> _Task to carry out_
Retype the whole listing below, character for character.
══ Data for this task
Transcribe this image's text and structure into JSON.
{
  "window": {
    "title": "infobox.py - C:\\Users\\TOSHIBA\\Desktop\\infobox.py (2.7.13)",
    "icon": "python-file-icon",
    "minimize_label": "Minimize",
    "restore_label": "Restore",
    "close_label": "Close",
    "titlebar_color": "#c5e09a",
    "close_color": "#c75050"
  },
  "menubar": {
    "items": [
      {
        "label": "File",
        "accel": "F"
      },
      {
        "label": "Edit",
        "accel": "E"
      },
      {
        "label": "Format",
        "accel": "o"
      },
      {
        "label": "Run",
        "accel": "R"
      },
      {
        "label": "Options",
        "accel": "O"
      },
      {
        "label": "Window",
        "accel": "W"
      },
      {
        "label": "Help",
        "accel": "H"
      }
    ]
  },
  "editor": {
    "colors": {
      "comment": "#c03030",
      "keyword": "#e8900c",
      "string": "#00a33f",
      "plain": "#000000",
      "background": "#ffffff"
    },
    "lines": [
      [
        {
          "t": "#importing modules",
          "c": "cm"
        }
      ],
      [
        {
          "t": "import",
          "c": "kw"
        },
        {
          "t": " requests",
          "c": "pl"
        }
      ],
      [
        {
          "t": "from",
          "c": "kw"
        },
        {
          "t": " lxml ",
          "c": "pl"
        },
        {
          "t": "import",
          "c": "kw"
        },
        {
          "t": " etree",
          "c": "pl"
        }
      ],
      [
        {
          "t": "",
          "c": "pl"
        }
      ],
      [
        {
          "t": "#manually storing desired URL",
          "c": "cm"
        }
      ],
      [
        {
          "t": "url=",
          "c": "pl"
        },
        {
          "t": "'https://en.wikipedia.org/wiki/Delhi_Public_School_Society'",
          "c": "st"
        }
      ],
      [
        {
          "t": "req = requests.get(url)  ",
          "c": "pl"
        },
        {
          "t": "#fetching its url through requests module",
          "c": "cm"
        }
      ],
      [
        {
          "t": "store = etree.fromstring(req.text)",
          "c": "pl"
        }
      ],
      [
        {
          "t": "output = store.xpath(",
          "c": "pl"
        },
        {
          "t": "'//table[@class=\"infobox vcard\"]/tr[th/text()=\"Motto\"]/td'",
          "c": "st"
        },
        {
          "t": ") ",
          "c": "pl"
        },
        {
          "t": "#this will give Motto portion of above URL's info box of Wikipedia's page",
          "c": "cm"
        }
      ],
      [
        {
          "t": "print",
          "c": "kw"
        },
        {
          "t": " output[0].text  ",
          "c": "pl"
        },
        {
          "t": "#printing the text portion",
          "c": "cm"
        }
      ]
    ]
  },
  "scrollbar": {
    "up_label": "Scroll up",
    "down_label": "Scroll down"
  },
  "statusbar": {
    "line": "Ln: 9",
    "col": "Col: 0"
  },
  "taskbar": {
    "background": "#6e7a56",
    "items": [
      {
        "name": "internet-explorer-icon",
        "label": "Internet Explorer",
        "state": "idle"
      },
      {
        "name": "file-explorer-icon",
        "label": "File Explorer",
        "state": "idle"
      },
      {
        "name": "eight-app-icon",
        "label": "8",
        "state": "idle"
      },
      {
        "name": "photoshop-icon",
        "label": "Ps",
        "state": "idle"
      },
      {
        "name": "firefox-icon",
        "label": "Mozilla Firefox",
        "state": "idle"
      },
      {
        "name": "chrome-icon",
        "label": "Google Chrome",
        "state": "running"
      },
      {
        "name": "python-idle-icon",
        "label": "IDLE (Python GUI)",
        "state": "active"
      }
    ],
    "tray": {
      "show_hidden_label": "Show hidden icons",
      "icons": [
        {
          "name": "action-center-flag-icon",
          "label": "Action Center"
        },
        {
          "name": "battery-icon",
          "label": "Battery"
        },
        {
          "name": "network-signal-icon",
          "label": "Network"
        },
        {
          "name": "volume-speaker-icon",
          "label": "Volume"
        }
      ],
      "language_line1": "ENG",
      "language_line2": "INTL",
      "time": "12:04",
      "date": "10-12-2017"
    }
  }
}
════
> _Solved problem_
Transcribe this image's text and structure into JSON.
{
  "window": {
    "title": "infobox.py - C:\\Users\\TOSHIBA\\Desktop\\infobox.py (2.7.13)",
    "icon": "python-file-icon",
    "minimize_label": "Minimize",
    "restore_label": "Restore",
    "close_label": "Close",
    "titlebar_color": "#c5e09a",
    "close_color": "#c75050"
  },
  "menubar": {
    "items": [
      {
        "label": "File",
        "accel": "F"
      },
      {
        "label": "Edit",
        "accel": "E"
      },
      {
        "label": "Format",
        "accel": "o"
      },
      {
        "label": "Run",
        "accel": "R"
      },
      {
        "label": "Options",
        "accel": "O"
      },
      {
        "label": "Window",
        "accel": "W"
      },
      {
        "label": "Help",
        "accel": "H"
      }
    ]
  },
  "editor": {
    "colors": {
      "comment": "#c03030",
      "keyword": "#e8900c",
      "string": "#00a33f",
      "plain": "#000000",
      "background": "#ffffff"
    },
    "lines": [
      [
        {
          "t": "#importing modules",
          "c": "cm"
        }
      ],
      [
        {
          "t": "import",
          "c": "kw"
        },
        {
          "t": " requests",
          "c": "pl"
        }
      ],
      [
        {
          "t": "from",
          "c": "kw"
        },
        {
          "t": " lxml ",
          "c": "pl"
        },
        {
          "t": "import",
          "c": "kw"
        },
        {
          "t": " etree",
          "c": "pl"
        }
      ],
      [
        {
          "t": "",
          "c": "pl"
        }
      ],
      [
        {
          "t": "#manually storing desired URL",
          "c": "cm"
        }
      ],
      [
        {
          "t": "url=",
          "c": "pl"
        },
        {
          "t": "'https://en.wikipedia.org/wiki/Delhi_Public_School_Society'",
          "c": "st"
        }
      ],
      [
        {
          "t": "req = requests.get(url)  ",
          "c": "pl"
        },
        {
          "t": "#fetching its url through requests module",
          "c": "cm"
        }
      ],
      [
        {
          "t": "store = etree.fromstring(req.text)",
          "c": "pl"
        }
      ],
      [
        {
          "t": "output = store.xpath(",
          "c": "pl"
        },
        {
          "t": "'//table[@class=\"infobox vcard\"]/tr[th/text()=\"Motto\"]/td'",
          "c": "st"
        },
        {
          "t": ") ",
          "c": "pl"
        },
        {
          "t": "#this will give Motto portion of above URL's info box of Wikipedia's page",
          "c": "cm"
        }
      ],
      [
        {
          "t": "print",
          "c": "kw"
        },
        {
          "t": " output[0].text  ",
          "c": "pl"
        },
        {
          "t": "#printing the text portion",
          "c": "cm"
        }
      ]
    ]
  },
  "scrollbar": {
    "up_label": "Scroll up",
    "down_label": "Scroll down"
  },
  "statusbar": {
    "line": "Ln: 9",
    "col": "Col: 0"
  },
  "taskbar": {
    "background": "#6e7a56",
    "items": [
      {
        "name": "internet-explorer-icon",
        "label": "Internet Explorer",
        "state": "idle"
      },
      {
        "name": "file-explorer-icon",
        "label": "File Explorer",
        "state": "idle"
      },
      {
        "name": "eight-app-icon",
        "label": "8",
        "state": "idle"
      },
      {
        "name": "photoshop-icon",
        "label": "Ps",
        "state": "idle"
      },
      {
        "name": "firefox-icon",
        "label": "Mozilla Firefox",
        "state": "idle"
      },
      {
        "name": "chrome-icon",
        "label": "Google Chrome",
        "state": "running"
      },
      {
        "name": "python-idle-icon",
        "label": "IDLE (Python GUI)",
        "state": "active"
      }
    ],
    "tray": {
      "show_hidden_label": "Show hidden icons",
      "icons": [
        {
          "name": "action-center-flag-icon",
          "label": "Action Center"
        },
        {
          "name": "battery-icon",
          "label": "Battery"
        },
        {
          "name": "network-signal-icon",
          "label": "Network"
        },
        {
          "name": "volume-speaker-icon",
          "label": "Volume"
        }
      ],
      "language_line1": "ENG",
      "language_line2": "INTL",
      "time": "12:04",
      "date": "10-12-2017"
    }
  }
}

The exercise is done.